Published Tuesday, Dec. 7, 2010 | 10:52 a.m.
Updated Tuesday, Dec. 7, 2010 | 10:52 a.m.
The framework President Obama released toward a compromise on tax cuts is earning high praise from Republicans in Congress, but Democrats are staying comparatively tight-lipped as they pledge nonetheless to consider the new plan.
A spokesman for Senate Majority Leader Harry Reid said only that Reid "plans on discussing it with his Caucus tomorrow" in a statement released late Monday, after the administration unveiled its proposal.
Obama's plan extends the full roster of tax cuts at every income level for a period of two years, extends the federal government's amped-up unemployment benefits, which lapsed Nov. 30, for a period of 13 months, and cuts the employee Social Security tax rate from 6.2 percent to 4.2 percent.
"We had two choices: one is to let taxes go up on every American, or to see if we could come up with a compromise that was good for everybody," a senior administration official said Monday. "If we were going to have such a deal, this is an excellent deal."
A quartet of Democrat and GOP representatives from the House and Senate have been meeting since last week with top financial officials from the administration to hash out the details of a compromise plan to put before the Congress.
Lawmakers have been in a standoff for several months, with Democrats pushing for an extension of tax cuts only on the first $250,000 of income -- or maybe on the first $1 million, under an alternative proposal that Sen. Charles Schumer offered -- and Republicans insisting on a full extension of tax cuts at every income level on a permanent basis.
They have also been pushing for a conclusion to the tax cuts standoff before the new year, when the regime of tax cuts expires.
But few have been willing to budge.
Things seemed to devolve further over the weekend, after Reid kept the Senate in session Saturday to take votes on both Democrat-backed plans, both of which failed to secure enough support to override a filibuster.
That threatened to throw Reid's entire lame-duck plan into jeopardy.

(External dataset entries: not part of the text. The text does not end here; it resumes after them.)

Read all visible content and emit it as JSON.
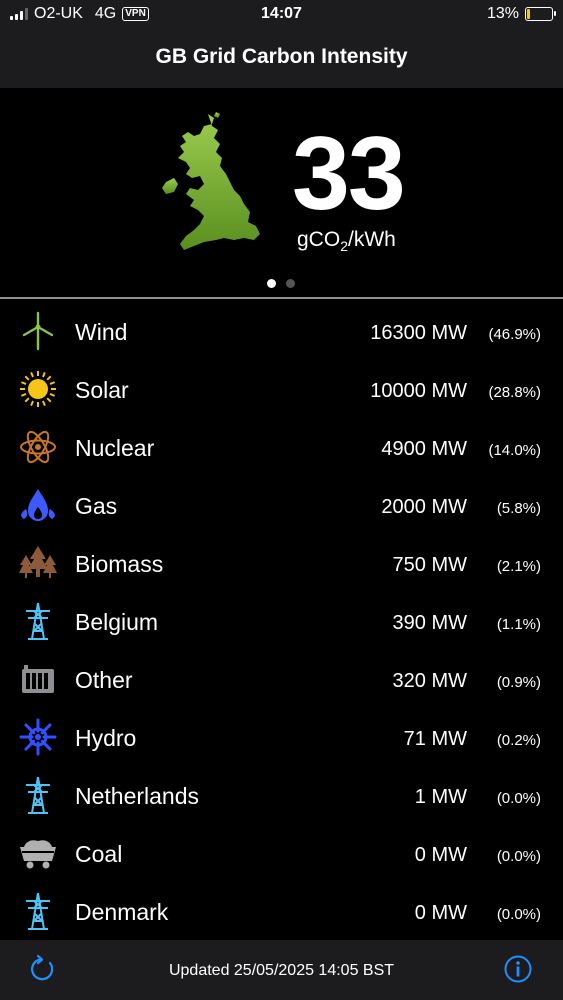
{
  "status_bar": {
    "carrier": "O2-UK",
    "network": "4G",
    "vpn": "VPN",
    "time": "14:07",
    "battery": "13%",
    "battery_level": 0.13
  },
  "header": {
    "title": "GB Grid Carbon Intensity"
  },
  "hero": {
    "intensity": "33",
    "unit_prefix": "gCO",
    "unit_sub": "2",
    "unit_suffix": "/kWh",
    "page_count": 2,
    "active_page": 1,
    "map_color": "#8bc34a"
  },
  "sources": [
    {
      "name": "Wind",
      "mw": "16300 MW",
      "pct": "(46.9%)",
      "icon": "wind-turbine-icon"
    },
    {
      "name": "Solar",
      "mw": "10000 MW",
      "pct": "(28.8%)",
      "icon": "sun-icon"
    },
    {
      "name": "Nuclear",
      "mw": "4900 MW",
      "pct": "(14.0%)",
      "icon": "atom-icon"
    },
    {
      "name": "Gas",
      "mw": "2000 MW",
      "pct": "(5.8%)",
      "icon": "flame-icon"
    },
    {
      "name": "Biomass",
      "mw": "750 MW",
      "pct": "(2.1%)",
      "icon": "trees-icon"
    },
    {
      "name": "Belgium",
      "mw": "390 MW",
      "pct": "(1.1%)",
      "icon": "pylon-icon"
    },
    {
      "name": "Other",
      "mw": "320 MW",
      "pct": "(0.9%)",
      "icon": "factory-icon"
    },
    {
      "name": "Hydro",
      "mw": "71 MW",
      "pct": "(0.2%)",
      "icon": "water-wheel-icon"
    },
    {
      "name": "Netherlands",
      "mw": "1 MW",
      "pct": "(0.0%)",
      "icon": "pylon-icon"
    },
    {
      "name": "Coal",
      "mw": "0 MW",
      "pct": "(0.0%)",
      "icon": "coal-cart-icon"
    },
    {
      "name": "Denmark",
      "mw": "0 MW",
      "pct": "(0.0%)",
      "icon": "pylon-icon"
    }
  ],
  "footer": {
    "updated": "Updated 25/05/2025 14:05 BST",
    "refresh_icon": "refresh-icon",
    "info_icon": "info-icon",
    "accent": "#1e90ff"
  },
  "colors": {
    "wind": "#8bc34a",
    "solar": "#f5c518",
    "nuclear": "#c8752a",
    "gas": "#3d5afe",
    "biomass": "#8d5a3b",
    "interconnect": "#4fc3f7",
    "other": "#8e8e93",
    "hydro": "#304ffe",
    "coal": "#b0b0b0"
  }
}
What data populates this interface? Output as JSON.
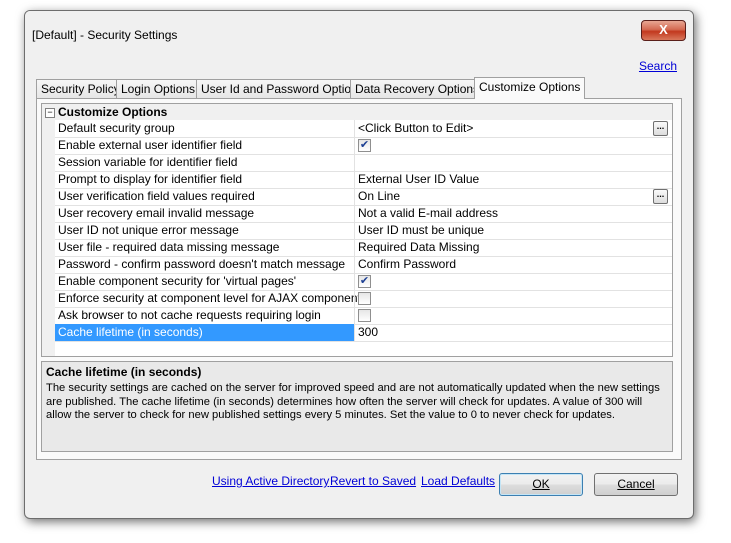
{
  "window": {
    "title": "[Default] - Security Settings",
    "close_label": "X"
  },
  "header": {
    "search_link": "Search"
  },
  "tabs": [
    {
      "label": "Security Policy",
      "active": false
    },
    {
      "label": "Login Options",
      "active": false
    },
    {
      "label": "User Id and Password Options",
      "active": false
    },
    {
      "label": "Data Recovery Options",
      "active": false
    },
    {
      "label": "Customize Options",
      "active": true
    }
  ],
  "grid": {
    "category": "Customize Options",
    "expander": "−",
    "rows": [
      {
        "name": "Default security group",
        "value": "<Click Button to Edit>",
        "type": "button",
        "button_label": "..."
      },
      {
        "name": "Enable external user identifier field",
        "value": "",
        "type": "checkbox",
        "checked": true
      },
      {
        "name": "Session variable for identifier field",
        "value": "",
        "type": "text"
      },
      {
        "name": "Prompt to display for identifier field",
        "value": "External User ID Value",
        "type": "text"
      },
      {
        "name": "User verification field values required",
        "value": "On Line",
        "type": "button",
        "button_label": "..."
      },
      {
        "name": "User recovery email invalid message",
        "value": "Not a valid E-mail address",
        "type": "text"
      },
      {
        "name": "User ID not unique error message",
        "value": "User ID must be unique",
        "type": "text"
      },
      {
        "name": "User file - required data missing message",
        "value": "Required Data Missing",
        "type": "text"
      },
      {
        "name": "Password - confirm password doesn't match message",
        "value": "Confirm Password",
        "type": "text"
      },
      {
        "name": "Enable component security for 'virtual pages'",
        "value": "",
        "type": "checkbox",
        "checked": true
      },
      {
        "name": "Enforce security at component level for AJAX components",
        "value": "",
        "type": "checkbox",
        "checked": false
      },
      {
        "name": "Ask browser to not cache requests requiring login",
        "value": "",
        "type": "checkbox",
        "checked": false
      },
      {
        "name": "Cache lifetime (in seconds)",
        "value": "300",
        "type": "text",
        "selected": true
      }
    ],
    "check_glyph": "✔"
  },
  "description": {
    "title": "Cache lifetime (in seconds)",
    "text": "The security settings are cached on the server for improved speed and are not automatically updated when the new settings are published.  The cache lifetime (in seconds) determines how often the server will check for updates.  A value of 300 will allow the server to check for new published settings every 5 minutes.  Set the value to 0 to never check for updates."
  },
  "footer": {
    "links": [
      "Using Active Directory",
      "Revert to Saved",
      "Load Defaults"
    ],
    "ok_label": "OK",
    "cancel_label": "Cancel"
  },
  "colors": {
    "selection": "#3399ff",
    "link": "#0000d6",
    "close_button": "#c2381e"
  }
}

Last week, Republicans pledged to block any effort to move onto any other subject until the tax issue was resolved.
Now it appears there might be a light at the end of the tunnel.

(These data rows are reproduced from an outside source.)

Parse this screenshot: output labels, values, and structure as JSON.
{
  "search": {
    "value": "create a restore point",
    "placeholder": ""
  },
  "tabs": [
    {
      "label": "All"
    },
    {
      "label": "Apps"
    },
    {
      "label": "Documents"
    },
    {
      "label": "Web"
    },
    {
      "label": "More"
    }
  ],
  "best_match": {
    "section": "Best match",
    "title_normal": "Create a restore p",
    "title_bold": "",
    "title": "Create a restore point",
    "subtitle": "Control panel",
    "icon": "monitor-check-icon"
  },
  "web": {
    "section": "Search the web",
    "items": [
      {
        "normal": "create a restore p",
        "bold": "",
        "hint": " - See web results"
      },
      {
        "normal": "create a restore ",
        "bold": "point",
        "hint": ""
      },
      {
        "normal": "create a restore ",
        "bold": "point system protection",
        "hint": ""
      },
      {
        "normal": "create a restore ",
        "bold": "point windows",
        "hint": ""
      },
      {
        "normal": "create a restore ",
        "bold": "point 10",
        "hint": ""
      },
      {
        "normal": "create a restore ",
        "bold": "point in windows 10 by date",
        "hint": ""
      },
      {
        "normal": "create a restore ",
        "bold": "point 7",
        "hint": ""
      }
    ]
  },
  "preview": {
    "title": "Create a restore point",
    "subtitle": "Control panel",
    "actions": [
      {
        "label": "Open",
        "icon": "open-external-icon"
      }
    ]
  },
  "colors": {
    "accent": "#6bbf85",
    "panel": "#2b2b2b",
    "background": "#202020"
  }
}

"I am cautiously optimistic that our Democratic friends will have the same openness to preventing tax hikes that the administration has already shown," Senate Minority Leader Mitch McConnell said in a statement late Monday.
But moving forward will depend on Reid's willingness to bring up the proposal. He and Obama are close, and he appointed his most trusted financial mind in the Senate -- Max Baucus -- to represent him at the negotiations.

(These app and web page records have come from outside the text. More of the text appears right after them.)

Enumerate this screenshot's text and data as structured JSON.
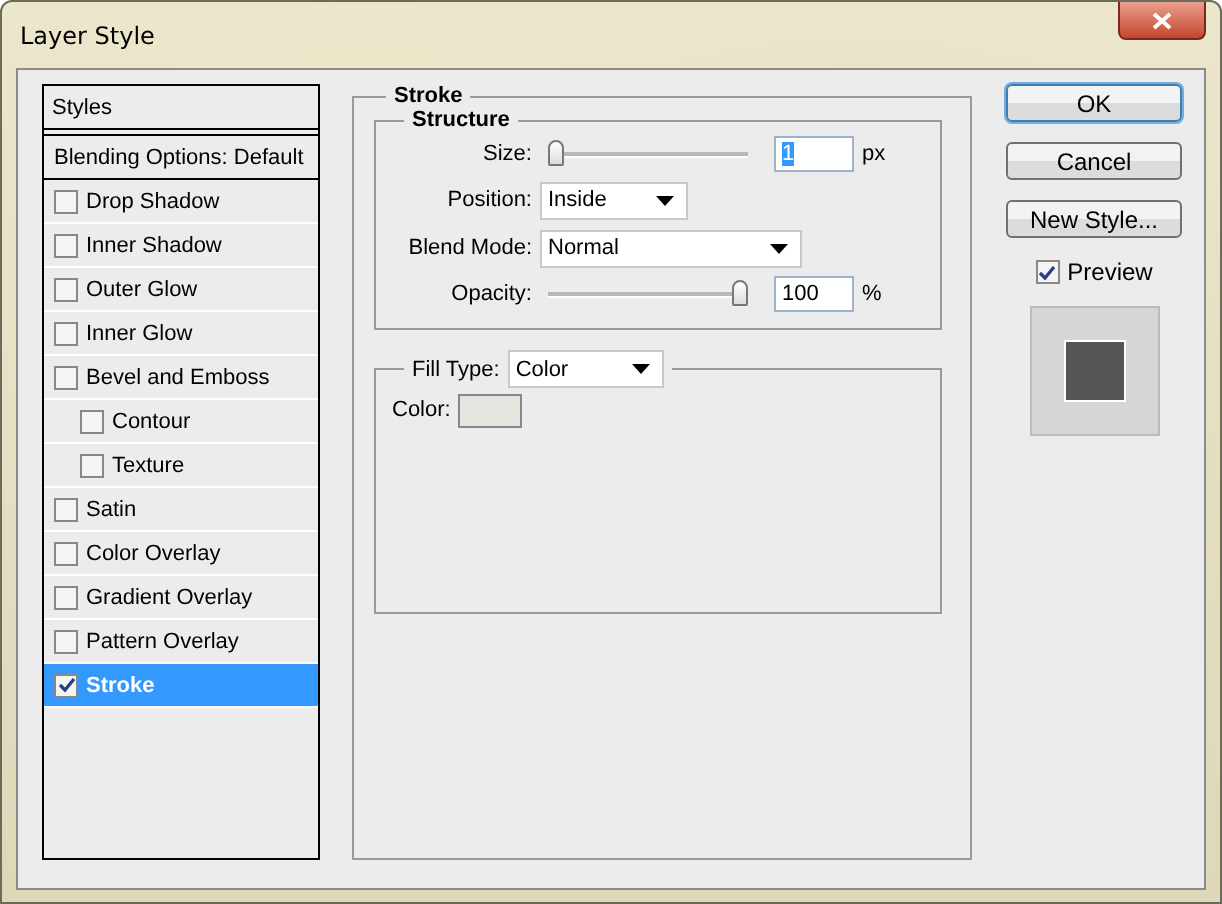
{
  "window": {
    "title": "Layer Style"
  },
  "styles_list": {
    "header": "Styles",
    "items": [
      {
        "label": "Blending Options: Default",
        "kind": "heading",
        "selected": false
      },
      {
        "label": "Drop Shadow",
        "kind": "option",
        "checked": false,
        "selected": false
      },
      {
        "label": "Inner Shadow",
        "kind": "option",
        "checked": false,
        "selected": false
      },
      {
        "label": "Outer Glow",
        "kind": "option",
        "checked": false,
        "selected": false
      },
      {
        "label": "Inner Glow",
        "kind": "option",
        "checked": false,
        "selected": false
      },
      {
        "label": "Bevel and Emboss",
        "kind": "option",
        "checked": false,
        "selected": false,
        "children": [
          {
            "label": "Contour",
            "kind": "option",
            "checked": false,
            "selected": false
          },
          {
            "label": "Texture",
            "kind": "option",
            "checked": false,
            "selected": false
          }
        ]
      },
      {
        "label": "Satin",
        "kind": "option",
        "checked": false,
        "selected": false
      },
      {
        "label": "Color Overlay",
        "kind": "option",
        "checked": false,
        "selected": false
      },
      {
        "label": "Gradient Overlay",
        "kind": "option",
        "checked": false,
        "selected": false
      },
      {
        "label": "Pattern Overlay",
        "kind": "option",
        "checked": false,
        "selected": false
      },
      {
        "label": "Stroke",
        "kind": "option",
        "checked": true,
        "selected": true
      }
    ]
  },
  "stroke_panel": {
    "title": "Stroke",
    "structure": {
      "title": "Structure",
      "size": {
        "label": "Size:",
        "level": 0,
        "value": "1",
        "unit": "px"
      },
      "position": {
        "label": "Position:",
        "value": "Inside"
      },
      "blend_mode": {
        "label": "Blend Mode:",
        "value": "Normal"
      },
      "opacity": {
        "label": "Opacity:",
        "level": 1,
        "value": "100",
        "unit": "%"
      }
    },
    "fill": {
      "label": "Fill Type:",
      "value": "Color",
      "color_label": "Color:",
      "color": "#e6e6e1"
    }
  },
  "buttons": [
    {
      "label": "OK",
      "default": true
    },
    {
      "label": "Cancel",
      "default": false
    },
    {
      "label": "New Style...",
      "default": false
    }
  ],
  "preview": {
    "label": "Preview",
    "checked": true
  }
}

And even though he has continued to preach the gospel of the $250,000 ceiling, Reid has also seemed to leave open the possibility of reaching just this sort of ultimate deal in his rhetoric on tax cuts, as he has stressed the importance of "compromise."
If lawmakers are able to successfully compromise, it would represent the first time there has been cross-aisle cooperation between the White House and the Republican party on a large-scale issue.
If Reid agrees with the President's plan, and Republicans maintain their optimism, he's likely to be able to avoid a filibuster -- a rare occasion in the Senate these days. But he likely won't bring along all the Democrats.
After Saturday's vote, Schumer said there were some in the Democratic caucus who seemed prepared to continue to slog out the tax fight into January.